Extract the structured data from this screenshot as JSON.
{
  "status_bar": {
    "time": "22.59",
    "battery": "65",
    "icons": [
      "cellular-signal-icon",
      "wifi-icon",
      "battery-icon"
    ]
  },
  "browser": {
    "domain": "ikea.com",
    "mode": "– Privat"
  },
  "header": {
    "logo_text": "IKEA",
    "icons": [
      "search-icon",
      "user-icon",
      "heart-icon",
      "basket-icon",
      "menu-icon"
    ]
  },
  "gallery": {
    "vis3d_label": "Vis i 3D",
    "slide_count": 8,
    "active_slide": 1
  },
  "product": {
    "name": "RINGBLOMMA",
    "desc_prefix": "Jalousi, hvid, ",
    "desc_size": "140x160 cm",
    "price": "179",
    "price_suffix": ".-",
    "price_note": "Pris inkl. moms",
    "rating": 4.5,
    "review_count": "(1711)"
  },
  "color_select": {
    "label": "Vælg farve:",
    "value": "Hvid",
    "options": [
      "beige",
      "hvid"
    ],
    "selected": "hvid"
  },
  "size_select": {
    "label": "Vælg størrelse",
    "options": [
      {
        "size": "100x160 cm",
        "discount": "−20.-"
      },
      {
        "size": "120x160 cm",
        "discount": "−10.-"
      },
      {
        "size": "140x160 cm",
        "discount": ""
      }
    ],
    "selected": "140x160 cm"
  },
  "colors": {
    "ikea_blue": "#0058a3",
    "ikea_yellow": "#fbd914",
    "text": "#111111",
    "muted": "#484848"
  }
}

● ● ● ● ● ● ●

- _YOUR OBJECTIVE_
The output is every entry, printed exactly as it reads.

- _ANSWER SPACE_
Extract the structured data from this screenshot as JSON.
{
  "status_bar": {
    "time": "22.59",
    "battery": "65",
    "icons": [
      "cellular-signal-icon",
      "wifi-icon",
      "battery-icon"
    ]
  },
  "browser": {
    "domain": "ikea.com",
    "mode": "– Privat"
  },
  "header": {
    "logo_text": "IKEA",
    "icons": [
      "search-icon",
      "user-icon",
      "heart-icon",
      "basket-icon",
      "menu-icon"
    ]
  },
  "gallery": {
    "vis3d_label": "Vis i 3D",
    "slide_count": 8,
    "active_slide": 1
  },
  "product": {
    "name": "RINGBLOMMA",
    "desc_prefix": "Jalousi, hvid, ",
    "desc_size": "140x160 cm",
    "price": "179",
    "price_suffix": ".-",
    "price_note": "Pris inkl. moms",
    "rating": 4.5,
    "review_count": "(1711)"
  },
  "color_select": {
    "label": "Vælg farve:",
    "value": "Hvid",
    "options": [
      "beige",
      "hvid"
    ],
    "selected": "hvid"
  },
  "size_select": {
    "label": "Vælg størrelse",
    "options": [
      {
        "size": "100x160 cm",
        "discount": "−20.-"
      },
      {
        "size": "120x160 cm",
        "discount": "−10.-"
      },
      {
        "size": "140x160 cm",
        "discount": ""
      }
    ],
    "selected": "140x160 cm"
  },
  "colors": {
    "ikea_blue": "#0058a3",
    "ikea_yellow": "#fbd914",
    "text": "#111111",
    "muted": "#484848"
  }
}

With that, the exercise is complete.